FilmQ04d_Ch19: Cheng He & The Ming Dynasty
How to Use Video as a Source
Step #1: Familiarize yourself with film questions prior to viewing the film. By reading the questions and understanding the vocabulary contained within, you allow yourself the luxury of viewing the film without having to look at the questions continuously.
Step #2: View and Listen Attentively. Unlike a book, a video provides information via visual images and audio. Both forms of data are ‘more valuable together’ than separately. For example, turn the volume off on your TV during your favorite program. Then, raise the volume while ‘blacking out’ the image. Under which conditions was the data most richly delivered? Always make sure that you have unobstructed viewing of a film and that the sound is audible.
As you view the video, pay attention to visual and or audio cues that reflect the issues raised by the questions below. Your responses should refer to video content as well as your current knowledge and understanding of history.
Step #3: Organize Your Thoughts. Unlike a book, the data from a video is often delivered at a constant rate. With a book, you can slow your reading speed when you encounter a particular segment that is complicated. You can also turn back to a previous page to review information. A film is a bit different in that you may not always have the option to use ‘slow motion’ or ‘rewind’. Therefore, maintaining focus on the imagery and sound is important. Targeted Notes will reduce the amount of time you’re looking away from the film. By writing quick and simple phrases of a few words each, you maintain greater attention to film events. Targeted notes use key words/ phrases that will ignite a thought or idea when you read them later. There is no concern for grammar or spelling while doing this. After the film has ended, you look at your targeted notes and manipulate the data to compile responses in complete sentences.
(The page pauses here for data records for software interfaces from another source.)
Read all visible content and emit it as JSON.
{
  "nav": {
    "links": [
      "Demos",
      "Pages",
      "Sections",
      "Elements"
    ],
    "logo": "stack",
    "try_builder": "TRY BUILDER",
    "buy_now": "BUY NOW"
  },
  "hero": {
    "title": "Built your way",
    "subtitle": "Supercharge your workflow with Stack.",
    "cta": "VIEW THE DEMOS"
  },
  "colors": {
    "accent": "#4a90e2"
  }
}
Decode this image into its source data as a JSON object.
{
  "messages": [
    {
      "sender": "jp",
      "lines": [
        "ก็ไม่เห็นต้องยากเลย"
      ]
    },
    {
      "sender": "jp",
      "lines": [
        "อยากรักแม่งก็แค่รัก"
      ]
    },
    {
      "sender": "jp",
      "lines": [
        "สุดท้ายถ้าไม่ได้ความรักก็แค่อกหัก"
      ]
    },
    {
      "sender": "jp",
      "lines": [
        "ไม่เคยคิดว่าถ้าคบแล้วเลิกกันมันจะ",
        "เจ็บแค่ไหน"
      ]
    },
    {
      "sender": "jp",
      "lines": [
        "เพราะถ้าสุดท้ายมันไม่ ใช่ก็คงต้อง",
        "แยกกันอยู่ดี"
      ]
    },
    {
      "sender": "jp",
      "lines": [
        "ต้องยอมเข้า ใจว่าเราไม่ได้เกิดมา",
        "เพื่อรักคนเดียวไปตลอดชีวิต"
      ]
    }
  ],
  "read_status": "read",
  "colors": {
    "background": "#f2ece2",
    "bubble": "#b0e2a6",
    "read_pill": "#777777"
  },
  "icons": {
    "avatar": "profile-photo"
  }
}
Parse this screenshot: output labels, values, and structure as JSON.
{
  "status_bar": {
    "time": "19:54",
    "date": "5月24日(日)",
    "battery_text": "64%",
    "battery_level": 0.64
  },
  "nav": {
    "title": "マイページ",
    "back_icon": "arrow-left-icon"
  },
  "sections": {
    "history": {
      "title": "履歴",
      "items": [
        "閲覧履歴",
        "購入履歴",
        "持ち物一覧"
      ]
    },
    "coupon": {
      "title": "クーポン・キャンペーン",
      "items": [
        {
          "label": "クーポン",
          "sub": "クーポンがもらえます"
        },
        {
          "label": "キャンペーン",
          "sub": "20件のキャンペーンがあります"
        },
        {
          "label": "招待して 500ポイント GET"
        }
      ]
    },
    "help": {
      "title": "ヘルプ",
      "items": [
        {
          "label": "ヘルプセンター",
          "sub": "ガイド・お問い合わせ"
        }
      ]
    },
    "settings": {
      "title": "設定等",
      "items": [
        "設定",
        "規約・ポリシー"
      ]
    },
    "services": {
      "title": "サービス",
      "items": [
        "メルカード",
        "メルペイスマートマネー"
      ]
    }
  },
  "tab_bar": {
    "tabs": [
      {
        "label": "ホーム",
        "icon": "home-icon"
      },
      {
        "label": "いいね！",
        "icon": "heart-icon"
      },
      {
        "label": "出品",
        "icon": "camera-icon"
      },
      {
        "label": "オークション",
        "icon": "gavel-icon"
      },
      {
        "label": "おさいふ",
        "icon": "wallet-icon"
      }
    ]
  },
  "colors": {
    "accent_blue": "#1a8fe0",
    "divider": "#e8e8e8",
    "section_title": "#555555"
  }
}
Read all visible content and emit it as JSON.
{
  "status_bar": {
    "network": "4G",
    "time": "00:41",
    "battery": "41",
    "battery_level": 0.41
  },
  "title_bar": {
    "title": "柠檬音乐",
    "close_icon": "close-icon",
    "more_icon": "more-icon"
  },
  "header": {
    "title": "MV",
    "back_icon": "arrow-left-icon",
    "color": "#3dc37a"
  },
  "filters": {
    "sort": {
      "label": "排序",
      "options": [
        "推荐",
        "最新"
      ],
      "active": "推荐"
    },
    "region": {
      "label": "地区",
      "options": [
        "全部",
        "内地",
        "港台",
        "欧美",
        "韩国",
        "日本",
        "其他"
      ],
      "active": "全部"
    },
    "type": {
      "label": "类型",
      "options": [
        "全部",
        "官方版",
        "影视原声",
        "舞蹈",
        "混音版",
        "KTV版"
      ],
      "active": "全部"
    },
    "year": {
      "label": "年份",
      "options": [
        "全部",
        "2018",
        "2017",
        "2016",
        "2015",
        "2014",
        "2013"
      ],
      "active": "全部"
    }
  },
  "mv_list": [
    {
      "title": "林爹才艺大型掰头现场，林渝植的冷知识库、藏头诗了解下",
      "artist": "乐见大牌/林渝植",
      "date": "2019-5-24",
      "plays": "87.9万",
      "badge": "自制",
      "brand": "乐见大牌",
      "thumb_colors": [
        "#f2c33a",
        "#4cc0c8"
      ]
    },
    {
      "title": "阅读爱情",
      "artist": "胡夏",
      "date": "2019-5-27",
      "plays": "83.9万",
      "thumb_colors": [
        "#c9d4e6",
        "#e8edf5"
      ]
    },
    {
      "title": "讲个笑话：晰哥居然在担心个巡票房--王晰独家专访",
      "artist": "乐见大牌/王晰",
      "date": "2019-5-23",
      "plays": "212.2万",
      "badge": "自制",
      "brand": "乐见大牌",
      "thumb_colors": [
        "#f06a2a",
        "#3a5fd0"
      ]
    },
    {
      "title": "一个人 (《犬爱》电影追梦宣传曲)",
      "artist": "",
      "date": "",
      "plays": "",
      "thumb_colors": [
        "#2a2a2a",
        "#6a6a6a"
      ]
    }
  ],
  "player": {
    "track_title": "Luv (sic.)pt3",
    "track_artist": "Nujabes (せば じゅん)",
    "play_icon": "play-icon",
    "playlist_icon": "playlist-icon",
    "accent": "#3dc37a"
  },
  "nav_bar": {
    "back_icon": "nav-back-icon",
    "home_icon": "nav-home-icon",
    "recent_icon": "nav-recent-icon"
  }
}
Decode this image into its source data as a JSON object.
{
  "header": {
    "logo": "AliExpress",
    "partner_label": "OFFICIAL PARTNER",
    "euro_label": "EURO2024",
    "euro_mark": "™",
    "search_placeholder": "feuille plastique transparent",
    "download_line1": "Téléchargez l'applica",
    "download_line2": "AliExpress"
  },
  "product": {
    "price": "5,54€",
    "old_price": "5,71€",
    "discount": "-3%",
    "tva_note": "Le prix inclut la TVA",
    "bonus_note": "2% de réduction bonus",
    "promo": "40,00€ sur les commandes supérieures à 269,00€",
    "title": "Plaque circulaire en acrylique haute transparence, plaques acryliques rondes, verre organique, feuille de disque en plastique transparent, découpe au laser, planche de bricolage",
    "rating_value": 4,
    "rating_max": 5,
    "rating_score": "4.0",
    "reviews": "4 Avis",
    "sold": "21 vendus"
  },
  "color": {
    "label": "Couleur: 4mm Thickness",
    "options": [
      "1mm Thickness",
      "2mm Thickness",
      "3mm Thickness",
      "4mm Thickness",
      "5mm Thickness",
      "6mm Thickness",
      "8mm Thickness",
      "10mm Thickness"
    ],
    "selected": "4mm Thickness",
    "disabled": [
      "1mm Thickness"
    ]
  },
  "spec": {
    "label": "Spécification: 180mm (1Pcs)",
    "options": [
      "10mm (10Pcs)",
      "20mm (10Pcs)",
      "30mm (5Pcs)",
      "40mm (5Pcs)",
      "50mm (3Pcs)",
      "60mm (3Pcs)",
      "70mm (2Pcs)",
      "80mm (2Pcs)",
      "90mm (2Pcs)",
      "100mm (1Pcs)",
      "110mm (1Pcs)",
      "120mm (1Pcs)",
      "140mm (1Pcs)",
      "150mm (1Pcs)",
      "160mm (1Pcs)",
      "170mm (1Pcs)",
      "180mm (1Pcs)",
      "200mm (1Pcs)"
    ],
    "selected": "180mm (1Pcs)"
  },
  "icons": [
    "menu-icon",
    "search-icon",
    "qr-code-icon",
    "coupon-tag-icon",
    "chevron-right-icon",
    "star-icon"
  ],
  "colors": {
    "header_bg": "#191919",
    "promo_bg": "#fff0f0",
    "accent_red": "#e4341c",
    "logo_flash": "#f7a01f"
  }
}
Organizational Tip: Vertically divide your sheet of paper (where you’ll write your responses). On the ‘left’ half, take targeted notes for each question given. After viewing the video, use the targeted notes to compose complete responses to each question (on the ‘right’ half of the sheet).
Your responses to these film questions will form the foundation of, or supplement, your notes for this lesson. While the focus of the film is Cheng He’s voyages, we don’t want to overlook the policies that made such endeavors possible. We want to then compare & contrast that Ming policy with the version that brought an end to these great maritime ventures. We want our discussion to shed light on what will eventually transpire when Europeans contact the Chinese in greater frequency and scope.
SOURCE:\ CNN’s Millennium Video Series:The 15th Century: Century of the Sail ©1999. Narrated by Ben Kingsley. CNN Productions, Inc. ©1999 [~15 min.]
Context: 14th C. – 17th C. China Ming Dynasty & Cheng He’s voyages
1. Determine the goals of the Ming for the 15th C. voyages.
2. Offer an explanation for the unusual description of the legendary Cheng He.
3. Use the data relevant to the Caravel (listed below) and offer your opinion regarding how it compares to Cheng He’s first voyage in 1405:
a. Carried a crew of 25 – 30 sailors & upto 52 tons of cargo
b. Upto 87 feet long and 25 feet wide
c. Three masts holding square-rigged sails (retro-fitted with lateen sails in the late 15th C.)
d. 1492- Columbus sails with three Caravels
e. 1498- Vasco daGama sails with 30 Caravels
4. Identify at least three (3) maritime advantages the Chinese enjoyed over all other civilized peoples of the world.
5. Describe the treatment given to Cheng He’s crew as they encountered peoples of other lands.
6. Despite the commercial and political potential of Cheng He’s voyages, Ming bureaucrats recommended to the emperor that all maritime ventures cease. In addition, all of Cheng He’s notes were destroyed and he was ordered never to return to the sea. Please offer a plausible (possible within context) explanation for this outcome.
A. Forbidden City: Ming dynasty’s imperial palace complex.
B. Eunuch: A male serving in a government role that can vary from harem guard to the highest positions of political power, like the Grand Vizier of the Ottoman empire. The roles vary with the region of the world. One common characteristic of eunuchs is that they are castrated.
C. Caravel: the dominant ship design for European commerce and exploration in the 15th C.
D. Reckon: To calculate. In this context, calculate position and/ or course by considering variables like: ship speed, time, distance, etc.
E. Magnetic North: Refers to the northern pole of the Earth’s magnetic field. It does not coincide with the Earth’s terrestrial North Pole.
F. Tribute: A gift or service showing respect, gratitude, or affection. In this context, the gift-giving is part of a ritual between one of ‘lower’ standing to one of ‘higher’ standing.
G. Junk: Derived from a Javanese word (jon) that was later adapted by the Portuguese (junco). A ship common in Far-East Asian waters. Its name is specific to its design features.
H. “Intelligence”: In this context, ‘information’ concerning an enemy, possible enemy, or an area.
*Source: Merriam-Webster Online Dictionary